So I decided to make a beginning with Reading Roulette. My scheme for this is, as I have mentioned, to select a novel at random from those in my wish list published between 1751 and 1930, inclusive. They are arranged chronologically and numbered, so I can enter those numerical cutoffs into a random number generator and have my book chosen for me.
(Obsessive? Who, me?)
And using this approach, my first random book has been selected – and in terms of an investigation of obscure, forgotten 18th and 19th century novels, I could hardly have hit upon a better example:
Agatha; or, A Narrative Of Recent Events (1796) – Elizabeth Jervis

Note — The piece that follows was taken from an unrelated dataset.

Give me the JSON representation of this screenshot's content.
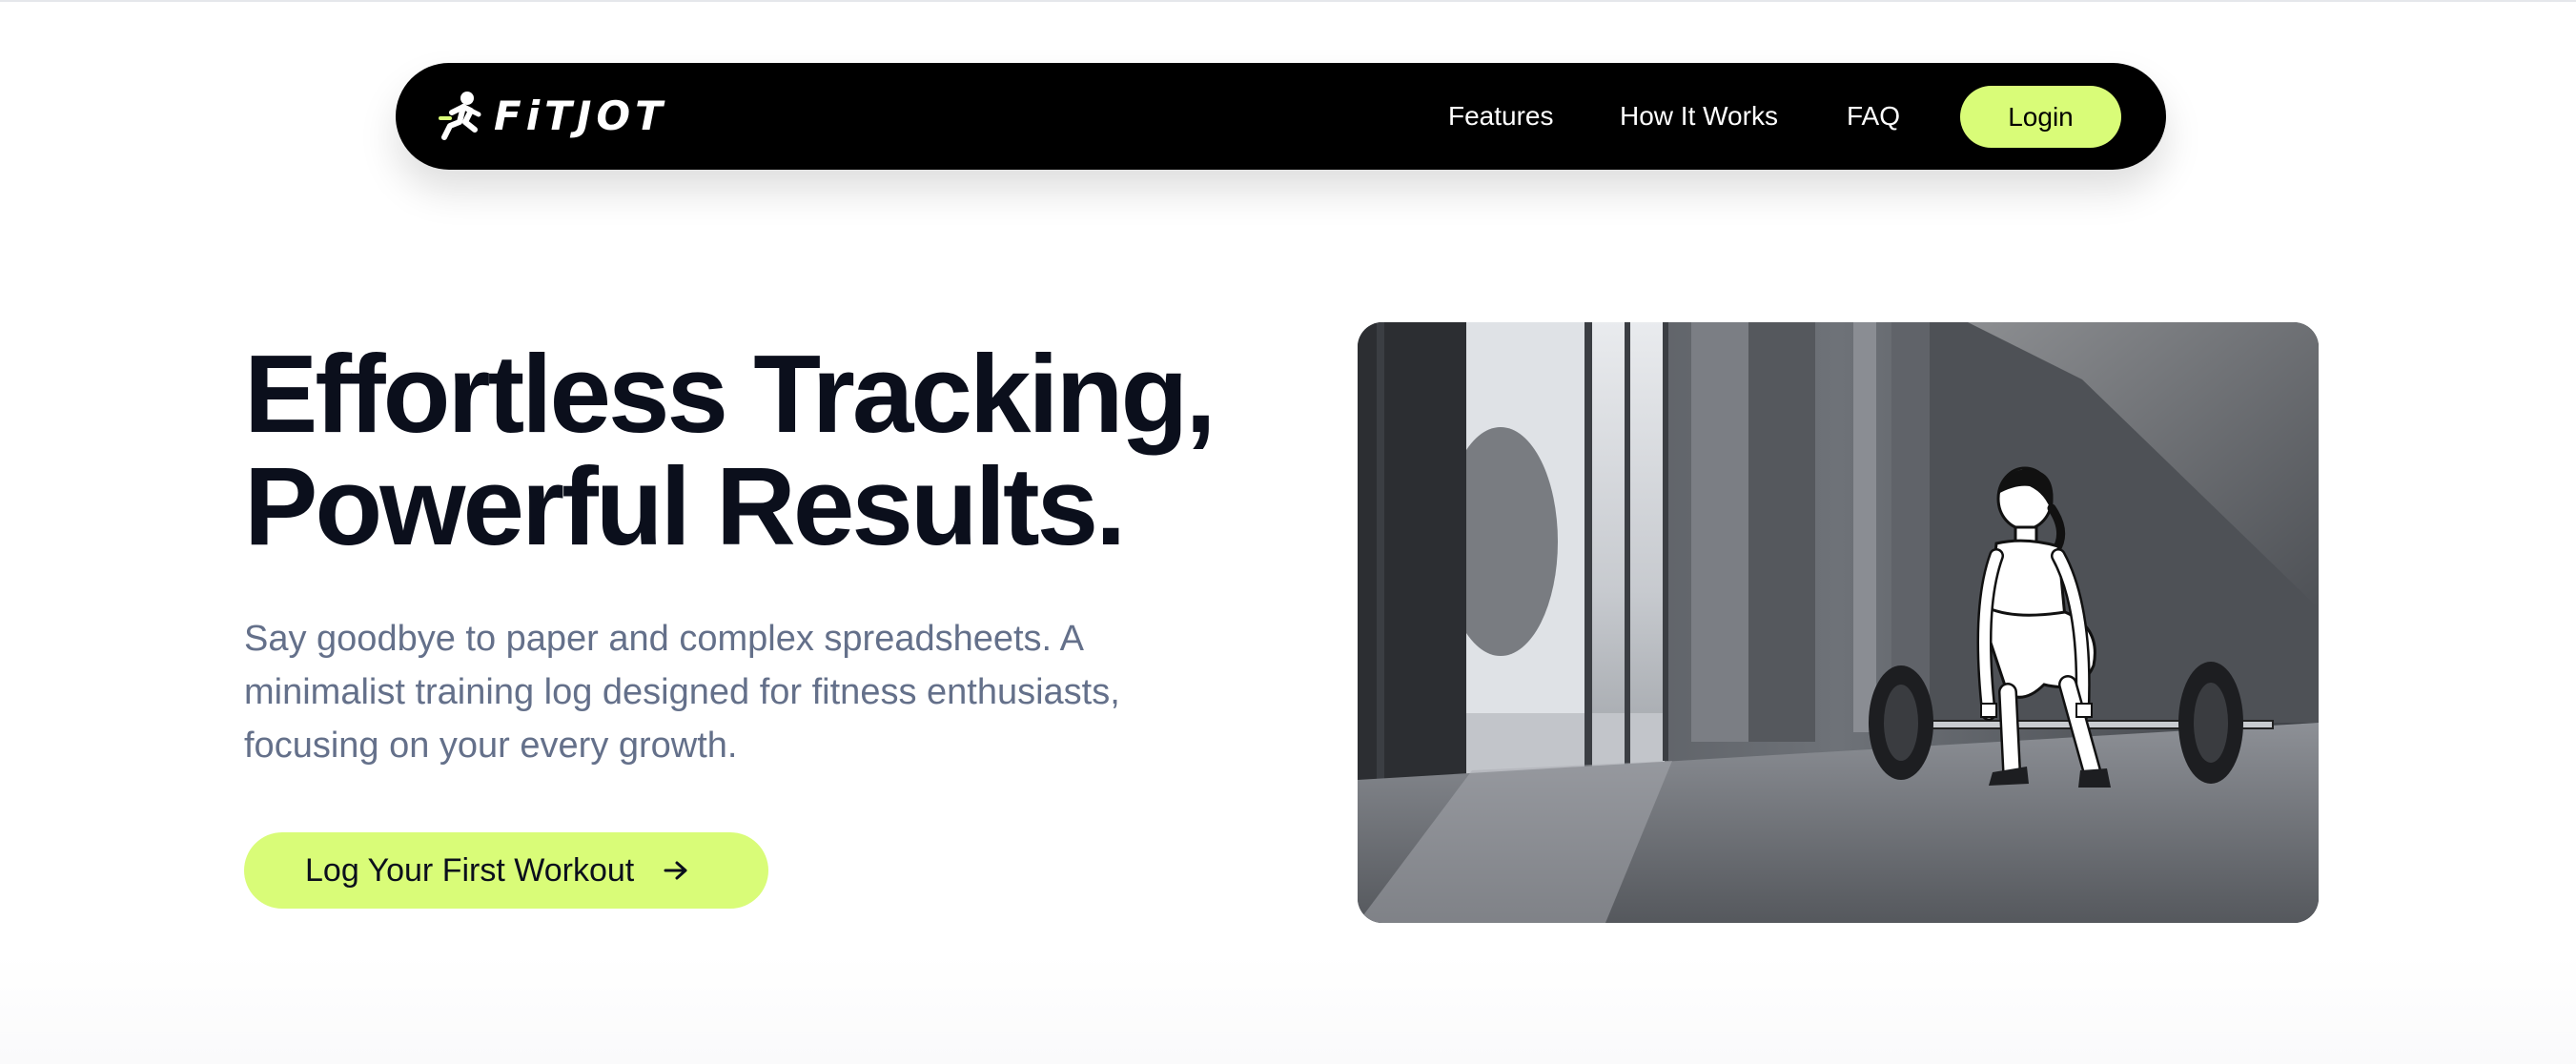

The joke here is that had I done this only a few months ago, this novel would have been obscure and forgotten to the point of being unobtainable. By a wonderful coincidence, it has been made available by the efforts of John Goss, a M. Litt. student who stumbled across the identity of the author of this anonymously published novel while researching Robert Bage* for his thesis. Learning that less than twenty libraries in the world held a copy of Agatha, Goss initiated a subscription process to fund the editing and reissuing of the novel (I wish I’d known about that at the time) – a second edition 214 years after the first. A limited run of the novel was released earlier this year…and has, apparently, already been pirated by those print-on-demand outfits. Charming.
Anyway – the story being what it is, I’ve decided to order a copy of Agatha (an authorised one, I hasten to add). The first game of Reading Roulette will have to wait just a little longer.
(*Robert Bage! Now, there’s someone I haven’t read for a year or two. I remember enjoying his novels.)